__Try it__: Each entry below is to be duplicated verbatim.

__Input for this task__:

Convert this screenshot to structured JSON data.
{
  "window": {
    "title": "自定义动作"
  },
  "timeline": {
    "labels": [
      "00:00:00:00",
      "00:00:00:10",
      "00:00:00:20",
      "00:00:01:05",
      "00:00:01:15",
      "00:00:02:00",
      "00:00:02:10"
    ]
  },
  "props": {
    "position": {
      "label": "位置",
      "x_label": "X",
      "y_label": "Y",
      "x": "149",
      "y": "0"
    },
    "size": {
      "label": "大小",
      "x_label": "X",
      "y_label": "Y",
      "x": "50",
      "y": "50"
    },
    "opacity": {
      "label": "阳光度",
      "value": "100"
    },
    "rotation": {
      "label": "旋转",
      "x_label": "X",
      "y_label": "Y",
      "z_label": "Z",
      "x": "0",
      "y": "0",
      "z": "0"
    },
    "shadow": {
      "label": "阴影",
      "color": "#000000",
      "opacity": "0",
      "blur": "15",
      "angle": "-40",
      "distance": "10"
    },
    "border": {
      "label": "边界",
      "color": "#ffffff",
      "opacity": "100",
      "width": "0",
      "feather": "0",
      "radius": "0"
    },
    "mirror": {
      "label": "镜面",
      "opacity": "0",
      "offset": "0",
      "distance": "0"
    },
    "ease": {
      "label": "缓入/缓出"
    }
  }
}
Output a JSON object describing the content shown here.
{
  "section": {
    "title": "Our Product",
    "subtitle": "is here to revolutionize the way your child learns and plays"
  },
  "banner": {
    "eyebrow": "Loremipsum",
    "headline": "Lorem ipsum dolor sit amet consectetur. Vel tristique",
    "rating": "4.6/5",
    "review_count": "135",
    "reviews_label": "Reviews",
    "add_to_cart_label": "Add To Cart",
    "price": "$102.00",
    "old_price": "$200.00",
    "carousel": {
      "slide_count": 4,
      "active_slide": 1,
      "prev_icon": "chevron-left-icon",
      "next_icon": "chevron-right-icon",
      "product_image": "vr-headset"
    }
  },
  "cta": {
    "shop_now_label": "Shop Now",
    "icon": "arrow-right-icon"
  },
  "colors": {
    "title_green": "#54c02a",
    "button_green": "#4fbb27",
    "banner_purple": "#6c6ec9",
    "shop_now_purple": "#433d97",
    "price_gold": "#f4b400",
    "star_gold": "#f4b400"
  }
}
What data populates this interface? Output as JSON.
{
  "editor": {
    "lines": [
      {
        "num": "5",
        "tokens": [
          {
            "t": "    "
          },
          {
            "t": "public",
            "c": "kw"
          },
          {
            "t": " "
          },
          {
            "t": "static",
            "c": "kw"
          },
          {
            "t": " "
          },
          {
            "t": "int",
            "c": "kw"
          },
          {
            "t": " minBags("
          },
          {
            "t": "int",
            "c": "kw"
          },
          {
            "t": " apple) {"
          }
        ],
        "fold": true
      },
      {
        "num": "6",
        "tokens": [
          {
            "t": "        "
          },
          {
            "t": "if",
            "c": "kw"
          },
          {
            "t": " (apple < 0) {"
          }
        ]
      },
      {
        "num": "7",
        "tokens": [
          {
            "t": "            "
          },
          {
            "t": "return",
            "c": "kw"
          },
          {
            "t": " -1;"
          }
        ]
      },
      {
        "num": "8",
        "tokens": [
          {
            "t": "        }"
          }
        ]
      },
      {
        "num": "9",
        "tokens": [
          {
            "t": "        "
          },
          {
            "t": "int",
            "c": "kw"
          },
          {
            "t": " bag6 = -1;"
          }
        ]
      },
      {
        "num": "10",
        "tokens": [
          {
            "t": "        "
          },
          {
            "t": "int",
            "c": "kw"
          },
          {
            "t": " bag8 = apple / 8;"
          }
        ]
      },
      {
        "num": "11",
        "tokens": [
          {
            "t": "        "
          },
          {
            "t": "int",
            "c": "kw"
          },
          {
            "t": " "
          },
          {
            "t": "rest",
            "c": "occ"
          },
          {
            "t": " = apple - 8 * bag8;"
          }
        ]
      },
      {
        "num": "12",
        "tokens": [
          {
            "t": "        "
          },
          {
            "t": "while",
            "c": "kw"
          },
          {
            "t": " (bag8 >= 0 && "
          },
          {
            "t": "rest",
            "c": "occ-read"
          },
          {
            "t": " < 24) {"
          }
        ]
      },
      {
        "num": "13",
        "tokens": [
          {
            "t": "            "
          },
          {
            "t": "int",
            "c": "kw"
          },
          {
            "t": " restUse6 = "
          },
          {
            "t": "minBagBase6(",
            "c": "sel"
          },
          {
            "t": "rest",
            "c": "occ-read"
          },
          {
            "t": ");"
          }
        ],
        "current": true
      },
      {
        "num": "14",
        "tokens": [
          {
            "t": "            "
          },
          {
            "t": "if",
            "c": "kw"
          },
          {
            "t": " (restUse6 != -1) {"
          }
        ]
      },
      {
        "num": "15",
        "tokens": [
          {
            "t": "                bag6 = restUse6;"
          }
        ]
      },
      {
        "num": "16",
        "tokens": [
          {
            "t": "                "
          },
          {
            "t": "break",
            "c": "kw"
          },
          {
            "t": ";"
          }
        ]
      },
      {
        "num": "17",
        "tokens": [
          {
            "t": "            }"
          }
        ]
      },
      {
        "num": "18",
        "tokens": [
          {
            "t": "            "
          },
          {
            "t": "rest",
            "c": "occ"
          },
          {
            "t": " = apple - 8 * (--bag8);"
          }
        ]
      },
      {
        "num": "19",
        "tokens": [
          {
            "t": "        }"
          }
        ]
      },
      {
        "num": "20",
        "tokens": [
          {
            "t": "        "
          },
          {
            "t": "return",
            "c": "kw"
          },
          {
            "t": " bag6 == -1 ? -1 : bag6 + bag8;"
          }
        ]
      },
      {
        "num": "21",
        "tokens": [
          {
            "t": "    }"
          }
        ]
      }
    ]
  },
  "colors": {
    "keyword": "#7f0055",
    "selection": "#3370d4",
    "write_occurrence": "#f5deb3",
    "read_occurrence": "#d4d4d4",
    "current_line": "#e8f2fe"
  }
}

__Response__:
Convert this screenshot to structured JSON data.
{
  "window": {
    "title": "自定义动作"
  },
  "timeline": {
    "labels": [
      "00:00:00:00",
      "00:00:00:10",
      "00:00:00:20",
      "00:00:01:05",
      "00:00:01:15",
      "00:00:02:00",
      "00:00:02:10"
    ]
  },
  "props": {
    "position": {
      "label": "位置",
      "x_label": "X",
      "y_label": "Y",
      "x": "149",
      "y": "0"
    },
    "size": {
      "label": "大小",
      "x_label": "X",
      "y_label": "Y",
      "x": "50",
      "y": "50"
    },
    "opacity": {
      "label": "阳光度",
      "value": "100"
    },
    "rotation": {
      "label": "旋转",
      "x_label": "X",
      "y_label": "Y",
      "z_label": "Z",
      "x": "0",
      "y": "0",
      "z": "0"
    },
    "shadow": {
      "label": "阴影",
      "color": "#000000",
      "opacity": "0",
      "blur": "15",
      "angle": "-40",
      "distance": "10"
    },
    "border": {
      "label": "边界",
      "color": "#ffffff",
      "opacity": "100",
      "width": "0",
      "feather": "0",
      "radius": "0"
    },
    "mirror": {
      "label": "镜面",
      "opacity": "0",
      "offset": "0",
      "distance": "0"
    },
    "ease": {
      "label": "缓入/缓出"
    }
  }
}
Output a JSON object describing the content shown here.
{
  "section": {
    "title": "Our Product",
    "subtitle": "is here to revolutionize the way your child learns and plays"
  },
  "banner": {
    "eyebrow": "Loremipsum",
    "headline": "Lorem ipsum dolor sit amet consectetur. Vel tristique",
    "rating": "4.6/5",
    "review_count": "135",
    "reviews_label": "Reviews",
    "add_to_cart_label": "Add To Cart",
    "price": "$102.00",
    "old_price": "$200.00",
    "carousel": {
      "slide_count": 4,
      "active_slide": 1,
      "prev_icon": "chevron-left-icon",
      "next_icon": "chevron-right-icon",
      "product_image": "vr-headset"
    }
  },
  "cta": {
    "shop_now_label": "Shop Now",
    "icon": "arrow-right-icon"
  },
  "colors": {
    "title_green": "#54c02a",
    "button_green": "#4fbb27",
    "banner_purple": "#6c6ec9",
    "shop_now_purple": "#433d97",
    "price_gold": "#f4b400",
    "star_gold": "#f4b400"
  }
}
What data populates this interface? Output as JSON.
{
  "editor": {
    "lines": [
      {
        "num": "5",
        "tokens": [
          {
            "t": "    "
          },
          {
            "t": "public",
            "c": "kw"
          },
          {
            "t": " "
          },
          {
            "t": "static",
            "c": "kw"
          },
          {
            "t": " "
          },
          {
            "t": "int",
            "c": "kw"
          },
          {
            "t": " minBags("
          },
          {
            "t": "int",
            "c": "kw"
          },
          {
            "t": " apple) {"
          }
        ],
        "fold": true
      },
      {
        "num": "6",
        "tokens": [
          {
            "t": "        "
          },
          {
            "t": "if",
            "c": "kw"
          },
          {
            "t": " (apple < 0) {"
          }
        ]
      },
      {
        "num": "7",
        "tokens": [
          {
            "t": "            "
          },
          {
            "t": "return",
            "c": "kw"
          },
          {
            "t": " -1;"
          }
        ]
      },
      {
        "num": "8",
        "tokens": [
          {
            "t": "        }"
          }
        ]
      },
      {
        "num": "9",
        "tokens": [
          {
            "t": "        "
          },
          {
            "t": "int",
            "c": "kw"
          },
          {
            "t": " bag6 = -1;"
          }
        ]
      },
      {
        "num": "10",
        "tokens": [
          {
            "t": "        "
          },
          {
            "t": "int",
            "c": "kw"
          },
          {
            "t": " bag8 = apple / 8;"
          }
        ]
      },
      {
        "num": "11",
        "tokens": [
          {
            "t": "        "
          },
          {
            "t": "int",
            "c": "kw"
          },
          {
            "t": " "
          },
          {
            "t": "rest",
            "c": "occ"
          },
          {
            "t": " = apple - 8 * bag8;"
          }
        ]
      },
      {
        "num": "12",
        "tokens": [
          {
            "t": "        "
          },
          {
            "t": "while",
            "c": "kw"
          },
          {
            "t": " (bag8 >= 0 && "
          },
          {
            "t": "rest",
            "c": "occ-read"
          },
          {
            "t": " < 24) {"
          }
        ]
      },
      {
        "num": "13",
        "tokens": [
          {
            "t": "            "
          },
          {
            "t": "int",
            "c": "kw"
          },
          {
            "t": " restUse6 = "
          },
          {
            "t": "minBagBase6(",
            "c": "sel"
          },
          {
            "t": "rest",
            "c": "occ-read"
          },
          {
            "t": ");"
          }
        ],
        "current": true
      },
      {
        "num": "14",
        "tokens": [
          {
            "t": "            "
          },
          {
            "t": "if",
            "c": "kw"
          },
          {
            "t": " (restUse6 != -1) {"
          }
        ]
      },
      {
        "num": "15",
        "tokens": [
          {
            "t": "                bag6 = restUse6;"
          }
        ]
      },
      {
        "num": "16",
        "tokens": [
          {
            "t": "                "
          },
          {
            "t": "break",
            "c": "kw"
          },
          {
            "t": ";"
          }
        ]
      },
      {
        "num": "17",
        "tokens": [
          {
            "t": "            }"
          }
        ]
      },
      {
        "num": "18",
        "tokens": [
          {
            "t": "            "
          },
          {
            "t": "rest",
            "c": "occ"
          },
          {
            "t": " = apple - 8 * (--bag8);"
          }
        ]
      },
      {
        "num": "19",
        "tokens": [
          {
            "t": "        }"
          }
        ]
      },
      {
        "num": "20",
        "tokens": [
          {
            "t": "        "
          },
          {
            "t": "return",
            "c": "kw"
          },
          {
            "t": " bag6 == -1 ? -1 : bag6 + bag8;"
          }
        ]
      },
      {
        "num": "21",
        "tokens": [
          {
            "t": "    }"
          }
        ]
      }
    ]
  },
  "colors": {
    "keyword": "#7f0055",
    "selection": "#3370d4",
    "write_occurrence": "#f5deb3",
    "read_occurrence": "#d4d4d4",
    "current_line": "#e8f2fe"
  }
}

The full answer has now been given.